= SUPPLIED DATA =
-.-.-

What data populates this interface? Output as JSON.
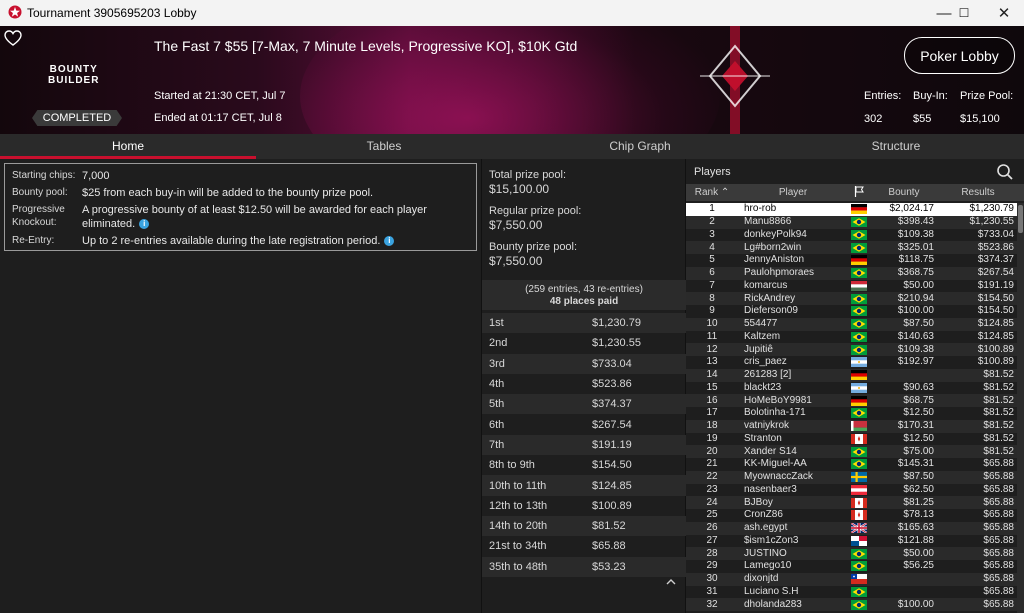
{
  "window": {
    "title": "Tournament 3905695203 Lobby",
    "minimize": "—",
    "maximize": "☐",
    "close": "✕"
  },
  "banner": {
    "tournament_name": "The Fast 7 $55 [7-Max, 7 Minute Levels, Progressive KO], $10K Gtd",
    "brand_line1": "BOUNTY",
    "brand_line2": "BUILDER",
    "status_badge": "COMPLETED",
    "started": "Started at 21:30 CET, Jul 7",
    "ended": "Ended at 01:17 CET, Jul 8",
    "lobby_button": "Poker Lobby",
    "entries_label": "Entries:",
    "entries_value": "302",
    "buyin_label": "Buy-In:",
    "buyin_value": "$55",
    "prizepool_label": "Prize Pool:",
    "prizepool_value": "$15,100"
  },
  "tabs": [
    "Home",
    "Tables",
    "Chip Graph",
    "Structure"
  ],
  "info": {
    "starting_chips_label": "Starting chips:",
    "starting_chips": "7,000",
    "bounty_pool_label": "Bounty pool:",
    "bounty_pool": "$25 from each buy-in will be added to the bounty prize pool.",
    "pko_label": "Progressive Knockout:",
    "pko": "A progressive bounty of at least $12.50 will be awarded for each player eliminated.",
    "reentry_label": "Re-Entry:",
    "reentry": "Up to 2 re-entries available during the late registration period."
  },
  "prizes": {
    "total_label": "Total prize pool:",
    "total": "$15,100.00",
    "regular_label": "Regular prize pool:",
    "regular": "$7,550.00",
    "bounty_label": "Bounty prize pool:",
    "bounty": "$7,550.00",
    "entries_line": "(259 entries, 43 re-entries)",
    "paid_line": "48 places paid",
    "places": [
      {
        "place": "1st",
        "amount": "$1,230.79"
      },
      {
        "place": "2nd",
        "amount": "$1,230.55"
      },
      {
        "place": "3rd",
        "amount": "$733.04"
      },
      {
        "place": "4th",
        "amount": "$523.86"
      },
      {
        "place": "5th",
        "amount": "$374.37"
      },
      {
        "place": "6th",
        "amount": "$267.54"
      },
      {
        "place": "7th",
        "amount": "$191.19"
      },
      {
        "place": "8th to 9th",
        "amount": "$154.50"
      },
      {
        "place": "10th to 11th",
        "amount": "$124.85"
      },
      {
        "place": "12th to 13th",
        "amount": "$100.89"
      },
      {
        "place": "14th to 20th",
        "amount": "$81.52"
      },
      {
        "place": "21st to 34th",
        "amount": "$65.88"
      },
      {
        "place": "35th to 48th",
        "amount": "$53.23"
      }
    ],
    "collapse_icon": "chevron-up-icon"
  },
  "players": {
    "title": "Players",
    "columns": {
      "rank": "Rank",
      "player": "Player",
      "bounty": "Bounty",
      "results": "Results"
    },
    "rows": [
      {
        "rank": "1",
        "name": "hro-rob",
        "flag": "de",
        "bounty": "$2,024.17",
        "result": "$1,230.79"
      },
      {
        "rank": "2",
        "name": "Manu8866",
        "flag": "br",
        "bounty": "$398.43",
        "result": "$1,230.55"
      },
      {
        "rank": "3",
        "name": "donkeyPolk94",
        "flag": "br",
        "bounty": "$109.38",
        "result": "$733.04"
      },
      {
        "rank": "4",
        "name": "Lg#born2win",
        "flag": "br",
        "bounty": "$325.01",
        "result": "$523.86"
      },
      {
        "rank": "5",
        "name": "JennyAniston",
        "flag": "de",
        "bounty": "$118.75",
        "result": "$374.37"
      },
      {
        "rank": "6",
        "name": "Paulohpmoraes",
        "flag": "br",
        "bounty": "$368.75",
        "result": "$267.54"
      },
      {
        "rank": "7",
        "name": "komarcus",
        "flag": "hu",
        "bounty": "$50.00",
        "result": "$191.19"
      },
      {
        "rank": "8",
        "name": "RickAndrey",
        "flag": "br",
        "bounty": "$210.94",
        "result": "$154.50"
      },
      {
        "rank": "9",
        "name": "Dieferson09",
        "flag": "br",
        "bounty": "$100.00",
        "result": "$154.50"
      },
      {
        "rank": "10",
        "name": "554477",
        "flag": "br",
        "bounty": "$87.50",
        "result": "$124.85"
      },
      {
        "rank": "11",
        "name": "Kaltzem",
        "flag": "br",
        "bounty": "$140.63",
        "result": "$124.85"
      },
      {
        "rank": "12",
        "name": "Jupitiê",
        "flag": "br",
        "bounty": "$109.38",
        "result": "$100.89"
      },
      {
        "rank": "13",
        "name": "cris_paez",
        "flag": "ar",
        "bounty": "$192.97",
        "result": "$100.89"
      },
      {
        "rank": "14",
        "name": "261283 [2]",
        "flag": "de",
        "bounty": "",
        "result": "$81.52"
      },
      {
        "rank": "15",
        "name": "blackt23",
        "flag": "ar",
        "bounty": "$90.63",
        "result": "$81.52"
      },
      {
        "rank": "16",
        "name": "HoMeBoY9981",
        "flag": "de",
        "bounty": "$68.75",
        "result": "$81.52"
      },
      {
        "rank": "17",
        "name": "Bolotinha-171",
        "flag": "br",
        "bounty": "$12.50",
        "result": "$81.52"
      },
      {
        "rank": "18",
        "name": "vatniykrok",
        "flag": "by",
        "bounty": "$170.31",
        "result": "$81.52"
      },
      {
        "rank": "19",
        "name": "Stranton",
        "flag": "ca",
        "bounty": "$12.50",
        "result": "$81.52"
      },
      {
        "rank": "20",
        "name": "Xander S14",
        "flag": "br",
        "bounty": "$75.00",
        "result": "$81.52"
      },
      {
        "rank": "21",
        "name": "KK-Miguel-AA",
        "flag": "br",
        "bounty": "$145.31",
        "result": "$65.88"
      },
      {
        "rank": "22",
        "name": "MyownaccZack",
        "flag": "se",
        "bounty": "$87.50",
        "result": "$65.88"
      },
      {
        "rank": "23",
        "name": "nasenbaer3",
        "flag": "at",
        "bounty": "$62.50",
        "result": "$65.88"
      },
      {
        "rank": "24",
        "name": "BJBoy",
        "flag": "ca",
        "bounty": "$81.25",
        "result": "$65.88"
      },
      {
        "rank": "25",
        "name": "CronZ86",
        "flag": "ca",
        "bounty": "$78.13",
        "result": "$65.88"
      },
      {
        "rank": "26",
        "name": "ash.egypt",
        "flag": "gb",
        "bounty": "$165.63",
        "result": "$65.88"
      },
      {
        "rank": "27",
        "name": "$ism1cZon3",
        "flag": "pa",
        "bounty": "$121.88",
        "result": "$65.88"
      },
      {
        "rank": "28",
        "name": "JUSTINO",
        "flag": "br",
        "bounty": "$50.00",
        "result": "$65.88"
      },
      {
        "rank": "29",
        "name": "Lamego10",
        "flag": "br",
        "bounty": "$56.25",
        "result": "$65.88"
      },
      {
        "rank": "30",
        "name": "dixonjtd",
        "flag": "cl",
        "bounty": "",
        "result": "$65.88"
      },
      {
        "rank": "31",
        "name": "Luciano S.H",
        "flag": "br",
        "bounty": "",
        "result": "$65.88"
      },
      {
        "rank": "32",
        "name": "dholanda283",
        "flag": "br",
        "bounty": "$100.00",
        "result": "$65.88"
      }
    ]
  },
  "colors": {
    "accent": "#c8102e",
    "panel": "#1e1e1e",
    "stripe": "#2a2a2a"
  }
}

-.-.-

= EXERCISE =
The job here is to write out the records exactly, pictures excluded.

= RESULT =
What data populates this interface? Output as JSON.
{
  "window": {
    "title": "Tournament 3905695203 Lobby",
    "minimize": "—",
    "maximize": "☐",
    "close": "✕"
  },
  "banner": {
    "tournament_name": "The Fast 7 $55 [7-Max, 7 Minute Levels, Progressive KO], $10K Gtd",
    "brand_line1": "BOUNTY",
    "brand_line2": "BUILDER",
    "status_badge": "COMPLETED",
    "started": "Started at 21:30 CET, Jul 7",
    "ended": "Ended at 01:17 CET, Jul 8",
    "lobby_button": "Poker Lobby",
    "entries_label": "Entries:",
    "entries_value": "302",
    "buyin_label": "Buy-In:",
    "buyin_value": "$55",
    "prizepool_label": "Prize Pool:",
    "prizepool_value": "$15,100"
  },
  "tabs": [
    "Home",
    "Tables",
    "Chip Graph",
    "Structure"
  ],
  "info": {
    "starting_chips_label": "Starting chips:",
    "starting_chips": "7,000",
    "bounty_pool_label": "Bounty pool:",
    "bounty_pool": "$25 from each buy-in will be added to the bounty prize pool.",
    "pko_label": "Progressive Knockout:",
    "pko": "A progressive bounty of at least $12.50 will be awarded for each player eliminated.",
    "reentry_label": "Re-Entry:",
    "reentry": "Up to 2 re-entries available during the late registration period."
  },
  "prizes": {
    "total_label": "Total prize pool:",
    "total": "$15,100.00",
    "regular_label": "Regular prize pool:",
    "regular": "$7,550.00",
    "bounty_label": "Bounty prize pool:",
    "bounty": "$7,550.00",
    "entries_line": "(259 entries, 43 re-entries)",
    "paid_line": "48 places paid",
    "places": [
      {
        "place": "1st",
        "amount": "$1,230.79"
      },
      {
        "place": "2nd",
        "amount": "$1,230.55"
      },
      {
        "place": "3rd",
        "amount": "$733.04"
      },
      {
        "place": "4th",
        "amount": "$523.86"
      },
      {
        "place": "5th",
        "amount": "$374.37"
      },
      {
        "place": "6th",
        "amount": "$267.54"
      },
      {
        "place": "7th",
        "amount": "$191.19"
      },
      {
        "place": "8th to 9th",
        "amount": "$154.50"
      },
      {
        "place": "10th to 11th",
        "amount": "$124.85"
      },
      {
        "place": "12th to 13th",
        "amount": "$100.89"
      },
      {
        "place": "14th to 20th",
        "amount": "$81.52"
      },
      {
        "place": "21st to 34th",
        "amount": "$65.88"
      },
      {
        "place": "35th to 48th",
        "amount": "$53.23"
      }
    ],
    "collapse_icon": "chevron-up-icon"
  },
  "players": {
    "title": "Players",
    "columns": {
      "rank": "Rank",
      "player": "Player",
      "bounty": "Bounty",
      "results": "Results"
    },
    "rows": [
      {
        "rank": "1",
        "name": "hro-rob",
        "flag": "de",
        "bounty": "$2,024.17",
        "result": "$1,230.79"
      },
      {
        "rank": "2",
        "name": "Manu8866",
        "flag": "br",
        "bounty": "$398.43",
        "result": "$1,230.55"
      },
      {
        "rank": "3",
        "name": "donkeyPolk94",
        "flag": "br",
        "bounty": "$109.38",
        "result": "$733.04"
      },
      {
        "rank": "4",
        "name": "Lg#born2win",
        "flag": "br",
        "bounty": "$325.01",
        "result": "$523.86"
      },
      {
        "rank": "5",
        "name": "JennyAniston",
        "flag": "de",
        "bounty": "$118.75",
        "result": "$374.37"
      },
      {
        "rank": "6",
        "name": "Paulohpmoraes",
        "flag": "br",
        "bounty": "$368.75",
        "result": "$267.54"
      },
      {
        "rank": "7",
        "name": "komarcus",
        "flag": "hu",
        "bounty": "$50.00",
        "result": "$191.19"
      },
      {
        "rank": "8",
        "name": "RickAndrey",
        "flag": "br",
        "bounty": "$210.94",
        "result": "$154.50"
      },
      {
        "rank": "9",
        "name": "Dieferson09",
        "flag": "br",
        "bounty": "$100.00",
        "result": "$154.50"
      },
      {
        "rank": "10",
        "name": "554477",
        "flag": "br",
        "bounty": "$87.50",
        "result": "$124.85"
      },
      {
        "rank": "11",
        "name": "Kaltzem",
        "flag": "br",
        "bounty": "$140.63",
        "result": "$124.85"
      },
      {
        "rank": "12",
        "name": "Jupitiê",
        "flag": "br",
        "bounty": "$109.38",
        "result": "$100.89"
      },
      {
        "rank": "13",
        "name": "cris_paez",
        "flag": "ar",
        "bounty": "$192.97",
        "result": "$100.89"
      },
      {
        "rank": "14",
        "name": "261283 [2]",
        "flag": "de",
        "bounty": "",
        "result": "$81.52"
      },
      {
        "rank": "15",
        "name": "blackt23",
        "flag": "ar",
        "bounty": "$90.63",
        "result": "$81.52"
      },
      {
        "rank": "16",
        "name": "HoMeBoY9981",
        "flag": "de",
        "bounty": "$68.75",
        "result": "$81.52"
      },
      {
        "rank": "17",
        "name": "Bolotinha-171",
        "flag": "br",
        "bounty": "$12.50",
        "result": "$81.52"
      },
      {
        "rank": "18",
        "name": "vatniykrok",
        "flag": "by",
        "bounty": "$170.31",
        "result": "$81.52"
      },
      {
        "rank": "19",
        "name": "Stranton",
        "flag": "ca",
        "bounty": "$12.50",
        "result": "$81.52"
      },
      {
        "rank": "20",
        "name": "Xander S14",
        "flag": "br",
        "bounty": "$75.00",
        "result": "$81.52"
      },
      {
        "rank": "21",
        "name": "KK-Miguel-AA",
        "flag": "br",
        "bounty": "$145.31",
        "result": "$65.88"
      },
      {
        "rank": "22",
        "name": "MyownaccZack",
        "flag": "se",
        "bounty": "$87.50",
        "result": "$65.88"
      },
      {
        "rank": "23",
        "name": "nasenbaer3",
        "flag": "at",
        "bounty": "$62.50",
        "result": "$65.88"
      },
      {
        "rank": "24",
        "name": "BJBoy",
        "flag": "ca",
        "bounty": "$81.25",
        "result": "$65.88"
      },
      {
        "rank": "25",
        "name": "CronZ86",
        "flag": "ca",
        "bounty": "$78.13",
        "result": "$65.88"
      },
      {
        "rank": "26",
        "name": "ash.egypt",
        "flag": "gb",
        "bounty": "$165.63",
        "result": "$65.88"
      },
      {
        "rank": "27",
        "name": "$ism1cZon3",
        "flag": "pa",
        "bounty": "$121.88",
        "result": "$65.88"
      },
      {
        "rank": "28",
        "name": "JUSTINO",
        "flag": "br",
        "bounty": "$50.00",
        "result": "$65.88"
      },
      {
        "rank": "29",
        "name": "Lamego10",
        "flag": "br",
        "bounty": "$56.25",
        "result": "$65.88"
      },
      {
        "rank": "30",
        "name": "dixonjtd",
        "flag": "cl",
        "bounty": "",
        "result": "$65.88"
      },
      {
        "rank": "31",
        "name": "Luciano S.H",
        "flag": "br",
        "bounty": "",
        "result": "$65.88"
      },
      {
        "rank": "32",
        "name": "dholanda283",
        "flag": "br",
        "bounty": "$100.00",
        "result": "$65.88"
      }
    ]
  },
  "colors": {
    "accent": "#c8102e",
    "panel": "#1e1e1e",
    "stripe": "#2a2a2a"
  }
}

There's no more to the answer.